Shares of Nintendo stock became significantly more valuable in the wake of yesterday's announcement that game consoles can now be officially sold in China
The BBC reports
that Nintendo's stock price rose nearly 11% yesterday, closing out at 15,580 yen on the Tokyo Stock Exchange. That's the highest it's been since July 2011, when Nintendo drastically lowered
the price of the 3DS and gave away free Virtual Console games as part of the "Nintendo Ambassador" promotion.
It's worth pointing out that while China's decision to lift the 13-year ban may allow consoles to be officially sold in the country, in practical terms little has changed -- most game consoles and handhelds have long been unofficially available on the Chinese gray market to anyone who knows where to look.
So are many console and handheld games, though they're often pirated versions of foreign games which lack the monetization hooks that have allowed PC and mobile games to move in and dominate the Chinese market. While Chinese game industry revenues grew to a reported
$13 billion in 2013, only $15 million of that came from console games.
Nintendo may be able to shake off the restrictions of the iQue brand
and start operating more freely in China, but console manufacturers -- and the Western publishers who support them -- likely face an uphill battle against entrenched subscription-based and free-to-play games that have been localized to appeal to Chinese players.
If you weren't already suspicious about the sudden uptick in mainstream attention to the Chinese government's nebulous agreement
to allow game consoles to be manufactured in Shanghai's Free Trade Zone and sold across the country, Kotaku's regional correspondent published a cautionary note
spelling out a few good reasons to rein in expectations.
We've reported on them before, but it's worth reiterating that even if Microsoft, Sony or Nintendo start manufacturing hardware in the FTZ, everything must be inspected and approved by Chinese authorities before it may be officially sold

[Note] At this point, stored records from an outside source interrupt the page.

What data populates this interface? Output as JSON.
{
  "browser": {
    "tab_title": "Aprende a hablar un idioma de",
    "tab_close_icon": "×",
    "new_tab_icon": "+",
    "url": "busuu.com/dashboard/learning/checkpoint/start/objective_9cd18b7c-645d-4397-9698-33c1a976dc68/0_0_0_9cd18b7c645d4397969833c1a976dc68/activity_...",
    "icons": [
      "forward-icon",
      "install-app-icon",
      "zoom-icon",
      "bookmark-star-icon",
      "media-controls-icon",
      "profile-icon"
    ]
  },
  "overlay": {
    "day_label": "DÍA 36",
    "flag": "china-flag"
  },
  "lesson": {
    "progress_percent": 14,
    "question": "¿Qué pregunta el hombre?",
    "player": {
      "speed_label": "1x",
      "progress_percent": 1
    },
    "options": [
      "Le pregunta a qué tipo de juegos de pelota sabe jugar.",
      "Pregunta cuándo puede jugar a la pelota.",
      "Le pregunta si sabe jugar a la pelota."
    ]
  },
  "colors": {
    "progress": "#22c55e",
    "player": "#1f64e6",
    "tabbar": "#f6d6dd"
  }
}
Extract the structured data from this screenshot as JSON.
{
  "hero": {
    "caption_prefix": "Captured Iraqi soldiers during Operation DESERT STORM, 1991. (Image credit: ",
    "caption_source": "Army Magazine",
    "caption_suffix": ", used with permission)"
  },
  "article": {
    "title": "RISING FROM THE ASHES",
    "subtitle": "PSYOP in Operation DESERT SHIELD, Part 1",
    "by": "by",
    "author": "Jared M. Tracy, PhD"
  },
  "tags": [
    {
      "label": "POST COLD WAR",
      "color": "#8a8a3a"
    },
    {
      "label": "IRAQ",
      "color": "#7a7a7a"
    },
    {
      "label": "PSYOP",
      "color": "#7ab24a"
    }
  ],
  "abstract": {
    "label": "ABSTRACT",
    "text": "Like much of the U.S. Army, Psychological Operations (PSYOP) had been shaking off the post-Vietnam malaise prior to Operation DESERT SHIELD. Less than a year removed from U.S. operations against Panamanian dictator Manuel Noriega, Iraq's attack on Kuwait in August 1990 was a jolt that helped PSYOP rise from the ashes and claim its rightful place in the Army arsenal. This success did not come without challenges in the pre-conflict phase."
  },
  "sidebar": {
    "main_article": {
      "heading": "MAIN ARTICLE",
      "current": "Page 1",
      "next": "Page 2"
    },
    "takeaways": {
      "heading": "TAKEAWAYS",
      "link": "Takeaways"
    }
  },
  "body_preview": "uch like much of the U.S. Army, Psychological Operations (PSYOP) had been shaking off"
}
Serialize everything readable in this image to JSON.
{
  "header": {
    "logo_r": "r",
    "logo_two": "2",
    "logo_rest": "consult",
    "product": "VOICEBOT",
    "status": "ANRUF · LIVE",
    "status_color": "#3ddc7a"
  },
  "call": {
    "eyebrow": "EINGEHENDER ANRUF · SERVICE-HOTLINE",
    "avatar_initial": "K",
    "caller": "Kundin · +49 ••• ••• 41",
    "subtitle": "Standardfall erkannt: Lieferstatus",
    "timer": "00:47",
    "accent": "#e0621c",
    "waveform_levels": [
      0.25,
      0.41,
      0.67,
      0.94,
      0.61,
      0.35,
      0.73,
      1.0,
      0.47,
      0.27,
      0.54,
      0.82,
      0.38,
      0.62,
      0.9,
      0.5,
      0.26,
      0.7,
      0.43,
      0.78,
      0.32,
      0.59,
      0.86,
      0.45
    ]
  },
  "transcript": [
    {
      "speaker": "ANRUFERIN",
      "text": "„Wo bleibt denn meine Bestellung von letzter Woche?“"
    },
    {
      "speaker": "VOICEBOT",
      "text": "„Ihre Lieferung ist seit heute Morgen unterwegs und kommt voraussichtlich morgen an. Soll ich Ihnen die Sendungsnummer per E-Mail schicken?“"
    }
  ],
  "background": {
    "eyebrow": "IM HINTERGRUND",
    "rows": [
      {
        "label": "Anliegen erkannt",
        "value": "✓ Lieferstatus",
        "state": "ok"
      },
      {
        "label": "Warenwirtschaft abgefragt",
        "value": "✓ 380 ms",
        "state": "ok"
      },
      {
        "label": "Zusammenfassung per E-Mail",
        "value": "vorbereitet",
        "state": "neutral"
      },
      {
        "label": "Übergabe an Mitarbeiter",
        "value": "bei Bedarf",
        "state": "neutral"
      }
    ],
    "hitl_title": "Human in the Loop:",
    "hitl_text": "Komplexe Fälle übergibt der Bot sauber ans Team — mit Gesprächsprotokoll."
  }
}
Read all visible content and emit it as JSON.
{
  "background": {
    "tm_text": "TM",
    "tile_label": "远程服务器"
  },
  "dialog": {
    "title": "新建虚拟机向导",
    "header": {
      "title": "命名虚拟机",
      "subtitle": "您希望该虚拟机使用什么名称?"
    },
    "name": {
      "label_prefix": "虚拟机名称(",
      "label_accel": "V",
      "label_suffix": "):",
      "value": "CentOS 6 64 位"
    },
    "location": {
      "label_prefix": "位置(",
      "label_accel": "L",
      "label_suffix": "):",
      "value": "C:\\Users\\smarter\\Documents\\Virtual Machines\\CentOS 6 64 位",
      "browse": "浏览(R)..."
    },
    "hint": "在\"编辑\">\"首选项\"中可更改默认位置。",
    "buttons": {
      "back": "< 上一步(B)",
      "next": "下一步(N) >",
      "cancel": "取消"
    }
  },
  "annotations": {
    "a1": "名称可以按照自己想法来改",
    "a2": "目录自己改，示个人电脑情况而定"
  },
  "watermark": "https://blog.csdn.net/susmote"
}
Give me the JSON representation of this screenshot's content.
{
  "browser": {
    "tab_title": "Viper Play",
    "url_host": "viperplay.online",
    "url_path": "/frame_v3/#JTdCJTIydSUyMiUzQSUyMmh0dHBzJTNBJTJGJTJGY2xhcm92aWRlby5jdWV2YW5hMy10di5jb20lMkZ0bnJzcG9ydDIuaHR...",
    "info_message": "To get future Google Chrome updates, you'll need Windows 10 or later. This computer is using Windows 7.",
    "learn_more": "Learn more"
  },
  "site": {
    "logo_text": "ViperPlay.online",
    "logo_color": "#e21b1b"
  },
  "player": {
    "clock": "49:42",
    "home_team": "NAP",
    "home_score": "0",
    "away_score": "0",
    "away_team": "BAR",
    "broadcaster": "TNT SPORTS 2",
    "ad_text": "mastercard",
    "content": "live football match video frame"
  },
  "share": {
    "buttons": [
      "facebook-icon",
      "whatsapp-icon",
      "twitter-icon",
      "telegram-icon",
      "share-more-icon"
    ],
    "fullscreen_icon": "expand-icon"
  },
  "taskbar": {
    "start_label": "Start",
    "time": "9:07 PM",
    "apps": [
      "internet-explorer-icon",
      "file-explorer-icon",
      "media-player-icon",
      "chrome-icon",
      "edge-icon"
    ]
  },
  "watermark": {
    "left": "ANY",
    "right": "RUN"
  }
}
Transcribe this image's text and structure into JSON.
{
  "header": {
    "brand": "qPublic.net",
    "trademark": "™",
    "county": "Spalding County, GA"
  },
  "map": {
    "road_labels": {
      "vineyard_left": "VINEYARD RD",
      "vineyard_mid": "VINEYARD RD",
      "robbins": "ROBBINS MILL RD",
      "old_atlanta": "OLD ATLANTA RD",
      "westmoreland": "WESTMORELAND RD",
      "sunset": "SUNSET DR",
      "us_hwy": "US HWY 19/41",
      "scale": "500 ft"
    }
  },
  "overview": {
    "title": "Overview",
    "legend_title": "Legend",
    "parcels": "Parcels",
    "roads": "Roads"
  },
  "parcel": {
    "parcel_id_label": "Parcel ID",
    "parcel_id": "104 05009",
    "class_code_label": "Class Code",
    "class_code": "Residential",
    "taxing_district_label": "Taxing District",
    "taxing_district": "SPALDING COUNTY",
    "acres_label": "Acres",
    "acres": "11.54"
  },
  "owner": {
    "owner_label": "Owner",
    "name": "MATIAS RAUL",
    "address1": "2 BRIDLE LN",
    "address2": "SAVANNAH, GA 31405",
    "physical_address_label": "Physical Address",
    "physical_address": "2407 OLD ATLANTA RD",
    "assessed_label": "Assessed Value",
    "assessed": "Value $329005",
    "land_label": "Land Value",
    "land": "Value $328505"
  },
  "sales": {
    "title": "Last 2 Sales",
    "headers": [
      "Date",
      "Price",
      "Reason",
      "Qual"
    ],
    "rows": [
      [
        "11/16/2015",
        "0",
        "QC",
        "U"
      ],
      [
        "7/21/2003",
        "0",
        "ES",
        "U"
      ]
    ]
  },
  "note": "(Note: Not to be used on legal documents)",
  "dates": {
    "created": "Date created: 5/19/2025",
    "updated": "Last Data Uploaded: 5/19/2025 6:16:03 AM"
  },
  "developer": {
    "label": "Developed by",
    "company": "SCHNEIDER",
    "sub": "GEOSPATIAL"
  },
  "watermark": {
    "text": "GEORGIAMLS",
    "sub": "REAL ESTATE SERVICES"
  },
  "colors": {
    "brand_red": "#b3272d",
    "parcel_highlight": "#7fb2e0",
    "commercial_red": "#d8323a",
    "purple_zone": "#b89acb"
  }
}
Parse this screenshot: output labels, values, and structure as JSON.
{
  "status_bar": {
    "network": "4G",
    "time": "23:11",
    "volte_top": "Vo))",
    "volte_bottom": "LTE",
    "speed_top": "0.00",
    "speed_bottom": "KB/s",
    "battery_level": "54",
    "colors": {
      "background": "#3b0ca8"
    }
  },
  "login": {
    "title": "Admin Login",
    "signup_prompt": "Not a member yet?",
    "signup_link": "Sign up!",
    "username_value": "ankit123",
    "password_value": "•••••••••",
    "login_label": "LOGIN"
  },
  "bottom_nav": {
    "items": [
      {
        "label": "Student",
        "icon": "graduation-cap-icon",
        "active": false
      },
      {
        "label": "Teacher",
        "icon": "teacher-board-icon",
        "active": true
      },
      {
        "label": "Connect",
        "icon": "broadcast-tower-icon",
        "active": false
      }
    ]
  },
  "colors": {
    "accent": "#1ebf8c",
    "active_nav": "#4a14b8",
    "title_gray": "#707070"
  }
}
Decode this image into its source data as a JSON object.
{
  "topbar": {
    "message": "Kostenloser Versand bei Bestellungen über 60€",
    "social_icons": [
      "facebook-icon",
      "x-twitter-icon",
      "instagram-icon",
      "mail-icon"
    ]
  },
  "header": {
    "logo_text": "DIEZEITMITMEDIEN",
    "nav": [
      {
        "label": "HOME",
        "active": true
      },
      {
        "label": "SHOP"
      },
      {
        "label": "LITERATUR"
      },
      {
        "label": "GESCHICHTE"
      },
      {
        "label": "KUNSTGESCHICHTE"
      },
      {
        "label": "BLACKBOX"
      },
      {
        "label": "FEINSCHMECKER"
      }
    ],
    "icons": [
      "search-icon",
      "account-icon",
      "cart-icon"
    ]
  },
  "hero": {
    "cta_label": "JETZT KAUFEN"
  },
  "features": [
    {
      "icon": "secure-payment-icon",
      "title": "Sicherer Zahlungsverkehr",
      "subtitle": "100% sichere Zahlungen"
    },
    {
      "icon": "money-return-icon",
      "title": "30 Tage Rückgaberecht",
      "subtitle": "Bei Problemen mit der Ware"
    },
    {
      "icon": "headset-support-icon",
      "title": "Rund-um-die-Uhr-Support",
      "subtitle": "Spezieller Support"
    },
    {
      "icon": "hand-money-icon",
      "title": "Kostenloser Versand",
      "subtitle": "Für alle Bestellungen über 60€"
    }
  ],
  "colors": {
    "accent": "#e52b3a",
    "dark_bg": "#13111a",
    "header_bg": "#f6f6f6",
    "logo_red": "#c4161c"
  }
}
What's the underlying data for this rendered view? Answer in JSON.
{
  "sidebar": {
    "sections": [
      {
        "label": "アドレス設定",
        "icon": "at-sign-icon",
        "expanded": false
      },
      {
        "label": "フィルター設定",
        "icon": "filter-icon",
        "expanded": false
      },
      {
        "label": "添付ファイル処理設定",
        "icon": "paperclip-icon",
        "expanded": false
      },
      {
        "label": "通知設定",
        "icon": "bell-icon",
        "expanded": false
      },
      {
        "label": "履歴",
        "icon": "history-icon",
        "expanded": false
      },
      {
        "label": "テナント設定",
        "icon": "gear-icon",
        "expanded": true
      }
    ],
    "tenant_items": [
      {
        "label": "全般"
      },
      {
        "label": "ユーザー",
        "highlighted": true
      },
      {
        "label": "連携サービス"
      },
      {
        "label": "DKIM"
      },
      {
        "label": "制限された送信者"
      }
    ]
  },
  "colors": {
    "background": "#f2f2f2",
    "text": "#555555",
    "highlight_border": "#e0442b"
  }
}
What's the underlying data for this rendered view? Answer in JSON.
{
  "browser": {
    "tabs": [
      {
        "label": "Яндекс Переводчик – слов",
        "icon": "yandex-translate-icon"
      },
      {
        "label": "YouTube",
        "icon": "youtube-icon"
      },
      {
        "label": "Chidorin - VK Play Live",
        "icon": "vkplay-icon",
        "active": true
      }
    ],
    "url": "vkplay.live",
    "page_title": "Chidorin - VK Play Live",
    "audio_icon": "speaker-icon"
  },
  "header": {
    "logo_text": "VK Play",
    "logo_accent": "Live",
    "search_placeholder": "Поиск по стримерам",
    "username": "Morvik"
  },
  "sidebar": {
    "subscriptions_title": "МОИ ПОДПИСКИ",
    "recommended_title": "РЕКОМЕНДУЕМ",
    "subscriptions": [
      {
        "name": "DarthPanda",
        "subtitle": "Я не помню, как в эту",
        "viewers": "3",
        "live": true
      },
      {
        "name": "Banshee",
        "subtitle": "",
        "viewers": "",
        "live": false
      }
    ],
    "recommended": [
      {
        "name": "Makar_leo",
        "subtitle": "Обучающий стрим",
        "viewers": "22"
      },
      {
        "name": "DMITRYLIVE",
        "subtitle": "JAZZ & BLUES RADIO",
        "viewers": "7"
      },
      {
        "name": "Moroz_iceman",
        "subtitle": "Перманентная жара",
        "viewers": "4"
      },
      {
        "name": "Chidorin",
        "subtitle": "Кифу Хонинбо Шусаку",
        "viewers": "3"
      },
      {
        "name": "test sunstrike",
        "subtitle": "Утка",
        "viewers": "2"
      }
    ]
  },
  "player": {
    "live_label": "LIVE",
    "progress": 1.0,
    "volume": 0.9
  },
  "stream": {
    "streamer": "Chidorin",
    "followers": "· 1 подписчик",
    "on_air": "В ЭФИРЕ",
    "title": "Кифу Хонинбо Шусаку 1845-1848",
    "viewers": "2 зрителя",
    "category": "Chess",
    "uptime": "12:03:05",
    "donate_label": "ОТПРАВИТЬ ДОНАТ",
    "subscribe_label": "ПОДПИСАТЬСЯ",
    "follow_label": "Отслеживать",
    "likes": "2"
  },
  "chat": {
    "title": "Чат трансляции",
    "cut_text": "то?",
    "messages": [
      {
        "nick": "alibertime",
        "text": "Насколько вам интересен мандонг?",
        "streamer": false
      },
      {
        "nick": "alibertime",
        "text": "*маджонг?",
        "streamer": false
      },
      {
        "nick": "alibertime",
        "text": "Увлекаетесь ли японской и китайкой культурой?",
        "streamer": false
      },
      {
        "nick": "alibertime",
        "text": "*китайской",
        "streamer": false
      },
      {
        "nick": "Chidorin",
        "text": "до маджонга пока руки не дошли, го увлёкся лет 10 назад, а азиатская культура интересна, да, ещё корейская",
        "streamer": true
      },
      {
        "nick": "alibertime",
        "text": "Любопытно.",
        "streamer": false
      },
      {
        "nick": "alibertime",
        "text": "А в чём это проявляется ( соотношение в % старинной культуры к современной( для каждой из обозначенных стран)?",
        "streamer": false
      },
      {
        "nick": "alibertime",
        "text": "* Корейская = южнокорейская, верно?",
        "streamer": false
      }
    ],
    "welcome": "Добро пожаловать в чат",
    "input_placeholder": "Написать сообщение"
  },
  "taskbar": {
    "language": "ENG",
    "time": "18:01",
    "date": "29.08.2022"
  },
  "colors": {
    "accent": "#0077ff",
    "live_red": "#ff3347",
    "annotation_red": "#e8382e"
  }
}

in China. That leaves plenty of room for regulators to censor or ban games and consoles from the country.